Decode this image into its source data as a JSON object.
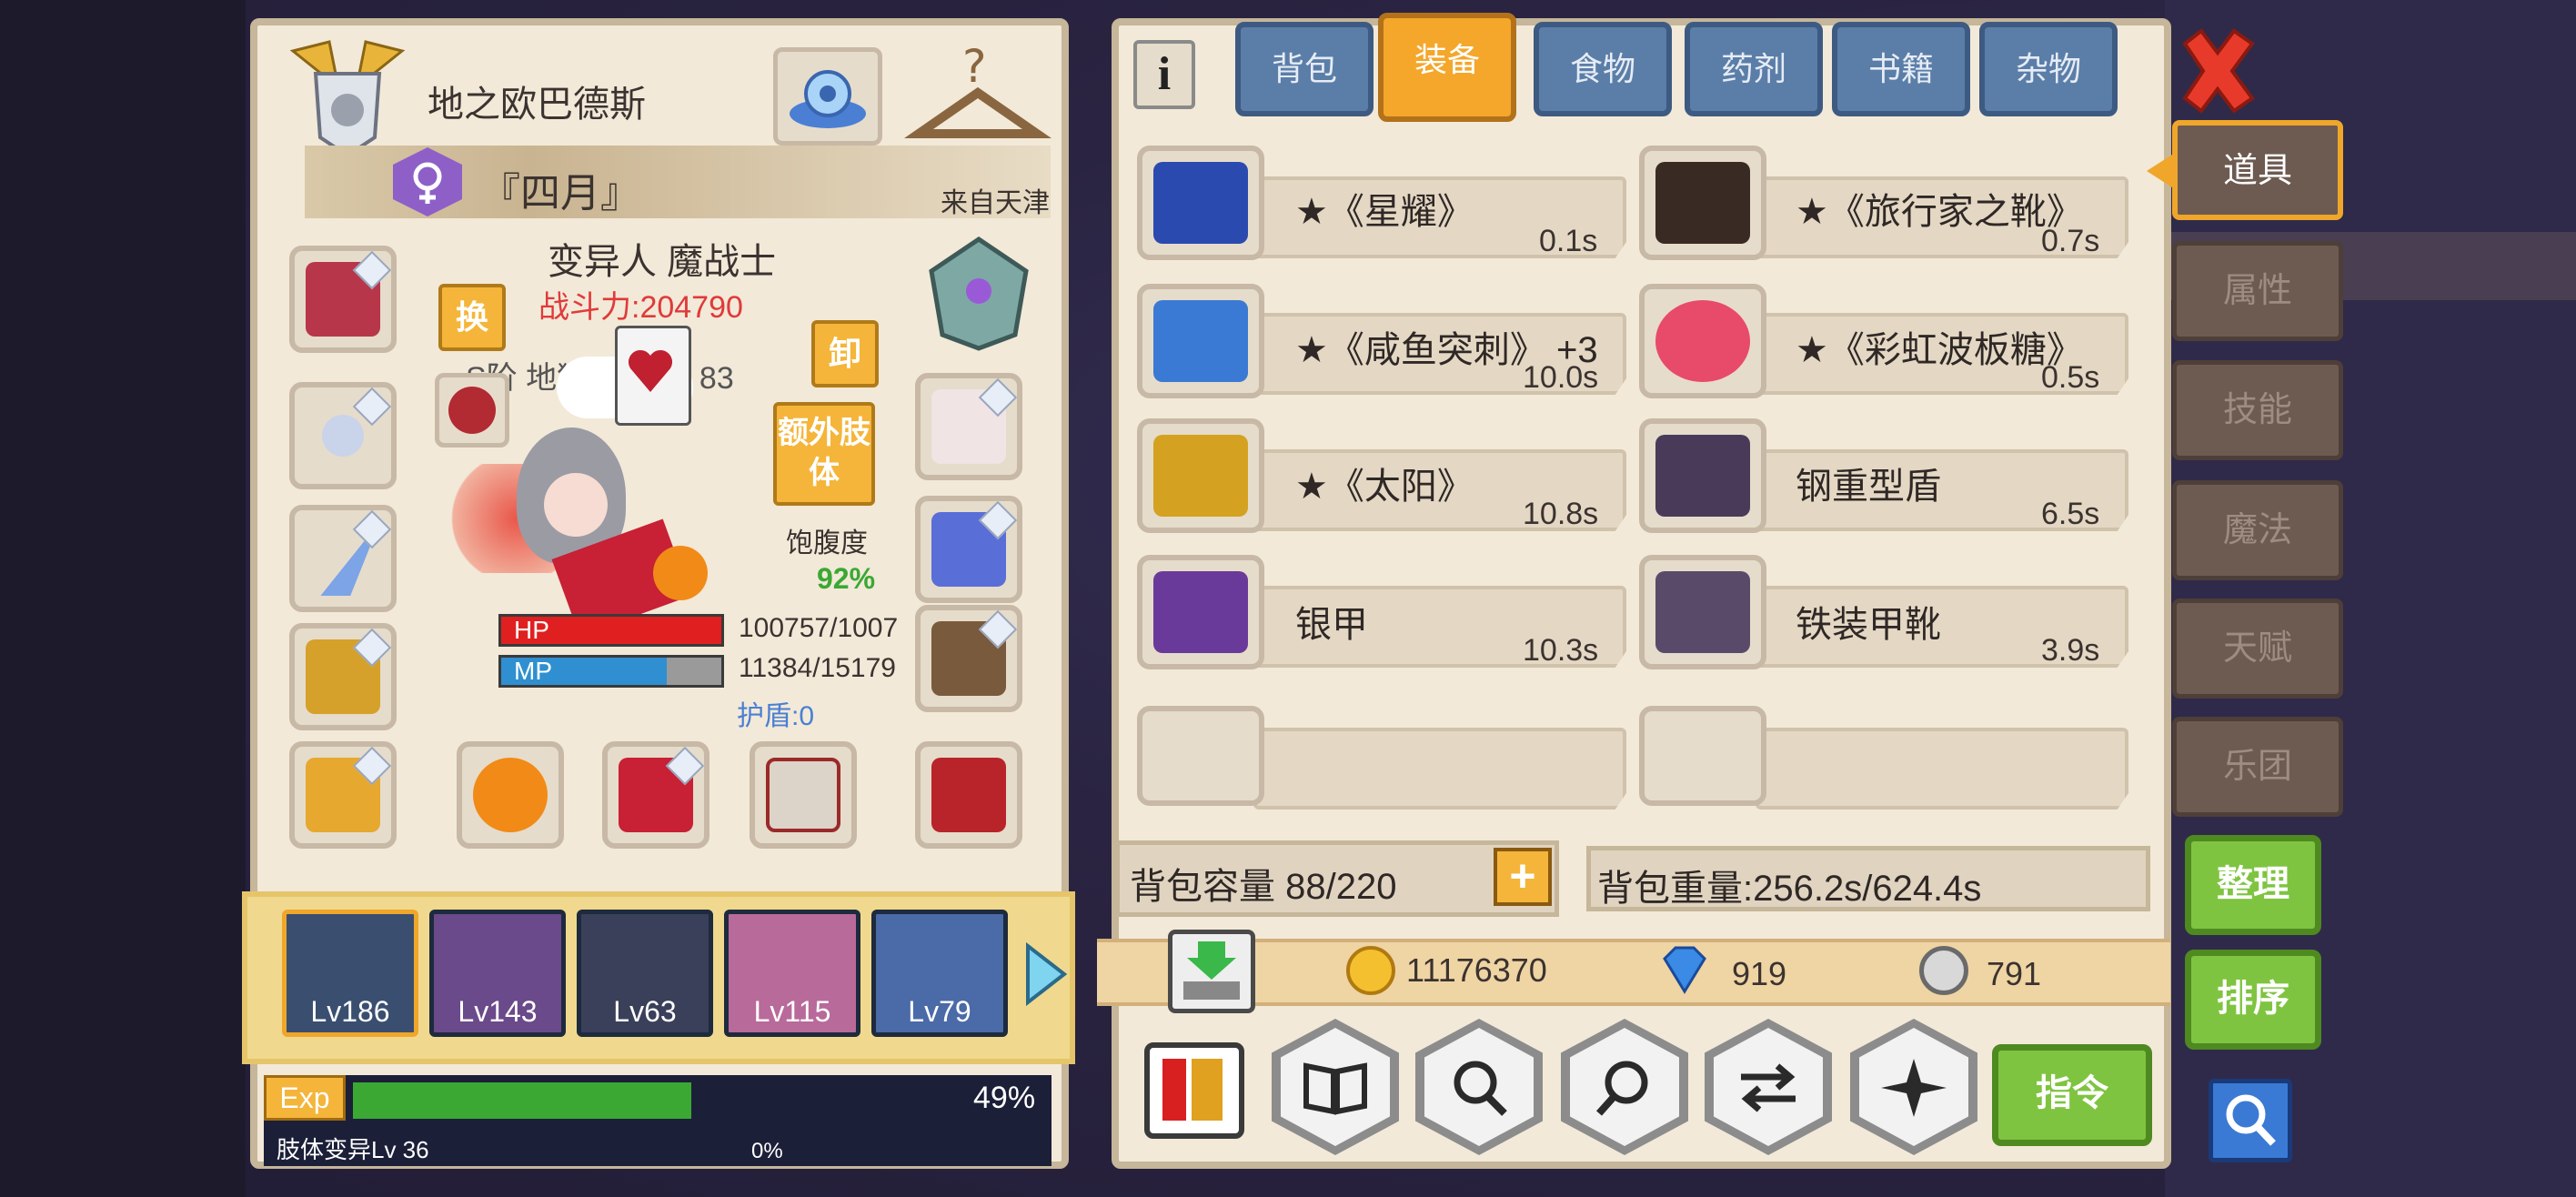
{
  "character": {
    "title": "地之欧巴德斯",
    "name": "『四月』",
    "origin": "来自天津",
    "class_line": "变异人 魔战士",
    "power": "战斗力:204790",
    "rank_line": "S阶 地狱使者 Lv 83",
    "swap_label": "换",
    "unequip_label": "卸",
    "extra_limb_label": "额外肢体",
    "satiety_label": "饱腹度",
    "satiety_value": "92%",
    "hp_label": "HP",
    "hp_value": "100757/1007",
    "hp_fraction": 1.0,
    "mp_label": "MP",
    "mp_value": "11384/15179",
    "mp_fraction": 0.75,
    "shield": "护盾:0"
  },
  "party": [
    {
      "level": "Lv186"
    },
    {
      "level": "Lv143"
    },
    {
      "level": "Lv63"
    },
    {
      "level": "Lv115"
    },
    {
      "level": "Lv79"
    }
  ],
  "exp": {
    "label": "Exp",
    "percent": "49%",
    "fraction": 0.49,
    "limb_label": "肢体变异Lv 36",
    "limb_percent": "0%"
  },
  "tabs": [
    "背包",
    "装备",
    "食物",
    "药剂",
    "书籍",
    "杂物"
  ],
  "active_tab": "装备",
  "items": [
    {
      "name": "★《星耀》",
      "weight": "0.1s"
    },
    {
      "name": "★《旅行家之靴》",
      "weight": "0.7s"
    },
    {
      "name": "★《咸鱼突刺》 +3",
      "weight": "10.0s"
    },
    {
      "name": "★《彩虹波板糖》",
      "weight": "0.5s"
    },
    {
      "name": "★《太阳》",
      "weight": "10.8s"
    },
    {
      "name": "钢重型盾",
      "weight": "6.5s"
    },
    {
      "name": "银甲",
      "weight": "10.3s"
    },
    {
      "name": "铁装甲靴",
      "weight": "3.9s"
    }
  ],
  "bag": {
    "capacity": "背包容量 88/220",
    "weight": "背包重量:256.2s/624.4s"
  },
  "currency": {
    "gold": "11176370",
    "diamond": "919",
    "silver": "791"
  },
  "side_tabs": [
    "道具",
    "属性",
    "技能",
    "魔法",
    "天赋",
    "乐团"
  ],
  "actions": {
    "organize": "整理",
    "sort": "排序",
    "command": "指令"
  },
  "info_label": "i",
  "colors": {
    "accent": "#f4a72b",
    "hp": "#e02020",
    "mp": "#2f8fd0",
    "exp": "#3aa833",
    "power": "#e03a3a"
  }
}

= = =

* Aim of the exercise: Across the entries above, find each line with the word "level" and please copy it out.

* Result of the exercise:
      "level": "Lv186"
      "level": "Lv143"
      "level": "Lv63"
      "level": "Lv115"
      "level": "Lv79"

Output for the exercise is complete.